According to New York City Department of Education, 81.5 percent of fourth grade students at P.S. 172 passed the statewide English language arts exam (ELA), and 100 percent passed the math exam, an achievement which placed the school squarely among the top elementary schools across New York City, with a student population that includes 29 percent special needs students and 29 percent English Language Learners.
Jack Spatola, the school’s principal, told the paper that he is pleased with the recent numbers and commitment by everyone involved. “It feels great. It reflects that we are making a big difference and that there is an incredible opportunity to feel good about what we as teachers and parents are doing to prepare the kids for being successful in school and hopefully eventually in life,” he said.

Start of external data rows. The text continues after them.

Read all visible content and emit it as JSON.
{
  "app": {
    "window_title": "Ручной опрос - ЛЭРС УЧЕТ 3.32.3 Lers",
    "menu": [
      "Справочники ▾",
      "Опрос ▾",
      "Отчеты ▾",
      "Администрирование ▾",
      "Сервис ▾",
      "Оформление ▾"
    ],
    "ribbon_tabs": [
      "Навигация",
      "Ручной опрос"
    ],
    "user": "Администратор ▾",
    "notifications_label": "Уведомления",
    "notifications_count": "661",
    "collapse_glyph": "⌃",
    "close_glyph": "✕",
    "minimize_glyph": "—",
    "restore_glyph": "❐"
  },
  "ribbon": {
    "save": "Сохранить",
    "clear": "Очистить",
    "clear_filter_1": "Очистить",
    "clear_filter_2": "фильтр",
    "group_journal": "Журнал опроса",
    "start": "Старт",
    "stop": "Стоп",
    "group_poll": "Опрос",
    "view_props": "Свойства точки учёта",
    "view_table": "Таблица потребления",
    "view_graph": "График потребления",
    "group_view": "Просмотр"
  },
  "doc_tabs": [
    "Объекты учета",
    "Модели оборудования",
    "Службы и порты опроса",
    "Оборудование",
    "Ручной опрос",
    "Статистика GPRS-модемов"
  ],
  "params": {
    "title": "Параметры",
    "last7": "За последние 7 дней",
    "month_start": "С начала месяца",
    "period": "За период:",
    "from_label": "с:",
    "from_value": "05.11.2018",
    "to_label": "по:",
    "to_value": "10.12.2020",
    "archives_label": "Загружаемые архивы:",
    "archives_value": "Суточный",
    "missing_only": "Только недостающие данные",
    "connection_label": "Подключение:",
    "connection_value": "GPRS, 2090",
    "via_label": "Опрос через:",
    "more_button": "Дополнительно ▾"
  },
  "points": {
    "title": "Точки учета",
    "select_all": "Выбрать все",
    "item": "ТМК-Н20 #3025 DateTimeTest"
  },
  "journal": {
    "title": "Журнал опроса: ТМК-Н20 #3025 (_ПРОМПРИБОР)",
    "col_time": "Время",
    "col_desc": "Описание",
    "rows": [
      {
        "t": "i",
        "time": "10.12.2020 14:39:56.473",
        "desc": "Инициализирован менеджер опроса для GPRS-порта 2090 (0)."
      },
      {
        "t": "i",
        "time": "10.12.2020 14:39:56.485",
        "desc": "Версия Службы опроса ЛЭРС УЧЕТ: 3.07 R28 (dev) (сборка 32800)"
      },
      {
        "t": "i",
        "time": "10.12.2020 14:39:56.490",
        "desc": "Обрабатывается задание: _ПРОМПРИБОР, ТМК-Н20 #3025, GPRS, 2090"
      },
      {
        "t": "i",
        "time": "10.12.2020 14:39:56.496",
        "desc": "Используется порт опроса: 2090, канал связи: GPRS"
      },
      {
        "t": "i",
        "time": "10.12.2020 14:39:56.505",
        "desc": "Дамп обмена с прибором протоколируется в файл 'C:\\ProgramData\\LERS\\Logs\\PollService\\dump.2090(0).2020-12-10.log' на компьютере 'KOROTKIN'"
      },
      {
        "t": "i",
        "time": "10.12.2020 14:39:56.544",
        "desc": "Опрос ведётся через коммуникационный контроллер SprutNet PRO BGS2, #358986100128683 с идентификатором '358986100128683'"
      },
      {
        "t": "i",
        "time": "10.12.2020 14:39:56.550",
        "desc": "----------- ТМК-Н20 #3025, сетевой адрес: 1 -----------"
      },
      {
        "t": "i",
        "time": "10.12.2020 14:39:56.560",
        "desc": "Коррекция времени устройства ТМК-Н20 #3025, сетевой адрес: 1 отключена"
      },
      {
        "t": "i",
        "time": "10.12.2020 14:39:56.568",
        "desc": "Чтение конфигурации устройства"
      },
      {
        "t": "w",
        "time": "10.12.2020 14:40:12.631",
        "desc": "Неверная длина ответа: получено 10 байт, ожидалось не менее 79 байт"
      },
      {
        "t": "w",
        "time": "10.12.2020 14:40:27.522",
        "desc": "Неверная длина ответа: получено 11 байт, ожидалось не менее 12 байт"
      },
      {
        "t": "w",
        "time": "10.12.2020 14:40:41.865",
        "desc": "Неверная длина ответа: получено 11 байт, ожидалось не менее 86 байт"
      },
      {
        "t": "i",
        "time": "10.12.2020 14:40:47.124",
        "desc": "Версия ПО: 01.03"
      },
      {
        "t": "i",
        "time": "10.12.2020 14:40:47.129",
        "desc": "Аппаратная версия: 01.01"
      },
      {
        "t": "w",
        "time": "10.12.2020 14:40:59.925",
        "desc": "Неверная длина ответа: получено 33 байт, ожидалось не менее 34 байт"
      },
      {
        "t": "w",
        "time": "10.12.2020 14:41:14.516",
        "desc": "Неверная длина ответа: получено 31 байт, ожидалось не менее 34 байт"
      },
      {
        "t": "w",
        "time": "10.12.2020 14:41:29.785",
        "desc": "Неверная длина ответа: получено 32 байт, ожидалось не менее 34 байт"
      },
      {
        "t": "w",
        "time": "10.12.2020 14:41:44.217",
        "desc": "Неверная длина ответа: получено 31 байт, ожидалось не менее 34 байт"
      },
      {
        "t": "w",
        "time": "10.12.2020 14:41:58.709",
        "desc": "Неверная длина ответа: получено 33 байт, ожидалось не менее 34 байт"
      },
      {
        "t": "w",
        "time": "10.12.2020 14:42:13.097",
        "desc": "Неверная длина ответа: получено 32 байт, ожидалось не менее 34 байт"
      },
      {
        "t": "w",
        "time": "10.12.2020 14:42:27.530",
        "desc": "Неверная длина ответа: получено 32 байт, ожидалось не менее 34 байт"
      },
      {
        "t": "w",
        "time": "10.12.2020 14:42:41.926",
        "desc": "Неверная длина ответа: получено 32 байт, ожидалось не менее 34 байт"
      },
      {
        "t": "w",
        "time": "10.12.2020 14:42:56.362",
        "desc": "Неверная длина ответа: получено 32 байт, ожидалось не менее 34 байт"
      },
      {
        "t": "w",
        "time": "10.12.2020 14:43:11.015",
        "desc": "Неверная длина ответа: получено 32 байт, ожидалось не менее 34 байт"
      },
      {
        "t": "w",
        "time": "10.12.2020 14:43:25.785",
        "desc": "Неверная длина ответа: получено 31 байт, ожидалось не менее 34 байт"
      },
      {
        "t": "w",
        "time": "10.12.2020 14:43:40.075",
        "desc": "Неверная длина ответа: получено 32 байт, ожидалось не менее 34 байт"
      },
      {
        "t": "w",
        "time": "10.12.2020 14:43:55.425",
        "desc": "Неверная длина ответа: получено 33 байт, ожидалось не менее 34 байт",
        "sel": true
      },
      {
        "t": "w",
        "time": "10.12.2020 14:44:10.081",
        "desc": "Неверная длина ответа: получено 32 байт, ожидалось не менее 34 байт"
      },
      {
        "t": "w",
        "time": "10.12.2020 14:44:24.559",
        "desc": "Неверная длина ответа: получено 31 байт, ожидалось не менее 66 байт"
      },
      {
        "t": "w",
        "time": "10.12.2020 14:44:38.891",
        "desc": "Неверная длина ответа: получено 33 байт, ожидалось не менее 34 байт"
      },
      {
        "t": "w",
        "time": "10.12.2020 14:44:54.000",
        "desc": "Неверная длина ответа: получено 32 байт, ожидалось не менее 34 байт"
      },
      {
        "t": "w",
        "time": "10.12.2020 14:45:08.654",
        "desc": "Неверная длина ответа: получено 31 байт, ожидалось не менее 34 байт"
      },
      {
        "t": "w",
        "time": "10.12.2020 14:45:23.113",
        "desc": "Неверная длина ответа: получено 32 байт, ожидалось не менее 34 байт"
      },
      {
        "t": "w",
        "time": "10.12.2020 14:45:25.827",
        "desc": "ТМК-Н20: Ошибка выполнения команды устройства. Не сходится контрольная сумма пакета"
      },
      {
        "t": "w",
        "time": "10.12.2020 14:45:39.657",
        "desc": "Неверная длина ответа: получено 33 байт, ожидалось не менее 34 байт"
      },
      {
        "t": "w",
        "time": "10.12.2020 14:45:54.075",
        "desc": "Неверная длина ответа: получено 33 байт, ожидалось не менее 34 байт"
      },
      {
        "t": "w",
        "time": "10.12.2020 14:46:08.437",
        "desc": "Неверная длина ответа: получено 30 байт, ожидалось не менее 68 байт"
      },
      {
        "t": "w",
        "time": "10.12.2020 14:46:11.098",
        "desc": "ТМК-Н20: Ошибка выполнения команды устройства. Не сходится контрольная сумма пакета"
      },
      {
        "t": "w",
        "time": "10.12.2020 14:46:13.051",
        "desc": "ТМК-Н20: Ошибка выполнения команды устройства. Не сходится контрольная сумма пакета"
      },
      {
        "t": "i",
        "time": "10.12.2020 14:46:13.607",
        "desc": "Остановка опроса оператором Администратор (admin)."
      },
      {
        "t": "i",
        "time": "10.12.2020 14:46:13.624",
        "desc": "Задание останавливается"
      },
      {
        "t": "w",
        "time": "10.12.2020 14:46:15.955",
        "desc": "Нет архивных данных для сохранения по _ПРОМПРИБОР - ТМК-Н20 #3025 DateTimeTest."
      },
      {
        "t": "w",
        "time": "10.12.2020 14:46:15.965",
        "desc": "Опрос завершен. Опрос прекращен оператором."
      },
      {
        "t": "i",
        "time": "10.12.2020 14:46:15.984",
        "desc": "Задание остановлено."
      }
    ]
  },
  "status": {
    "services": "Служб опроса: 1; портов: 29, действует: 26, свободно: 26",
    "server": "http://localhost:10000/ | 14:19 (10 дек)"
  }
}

According to Spatola, the school excels in catering to individual needs. “We track each individual’s performance in different subject matters, like language arts, math and science, then reflect on the structure in order to learn each individual student’s style, needs and strengths and make a decision with what needs to be done going forward,” he said. “As we teach, we look at students’ participation verbally, in writing and in problem solving.”
The principal attributes the high scores to catering to students of all skill sets. “When you know the student’s standards, you aim to go beyond what’s expected,” he said. “We want to challenge them to get to the next level as well as help students struggling to meet standards.”
With P.S. 172’s practices, every one of its classes is made up of a heterogeneous group of students, according to Spatola. “You have the highest achievers as well as those that need support,” he said. “The school holds mini lessons for small groups of students. They are selected to work with intervention teachers. It’s a team approach.”
Faculty also strives to stay away from creating labels. “We look at the individual student and provide the support he or she needs to get to next level. That’s what individualism is,” said Spatola.
In general, the students spend 30 minutes with each teacher at the beginning of the year and discuss what specific area they need to work on in order for them to be more effective. “All this is derived from data from students,” Spatola said. In addition, he said, “Every two months, every student goes through an Education Improvement Plan where we identify two areas of skills that the child needs to focus on and we as teachers devise an action plan. Within two months, not a year, we want to get them to the expected milestone.”
The school’s latest achievement is no surprise to Spatola. “We’ve been at the very top for more than 20 years,” he said. “Our profile is a neighborhood school in an urban setting. There’s nothing that distinct from another public school. I’m proud of the type of effort of work and education true professionals are embracing in order to get the best results.”
P.S. 172 is located at 825 Fourth Avenue.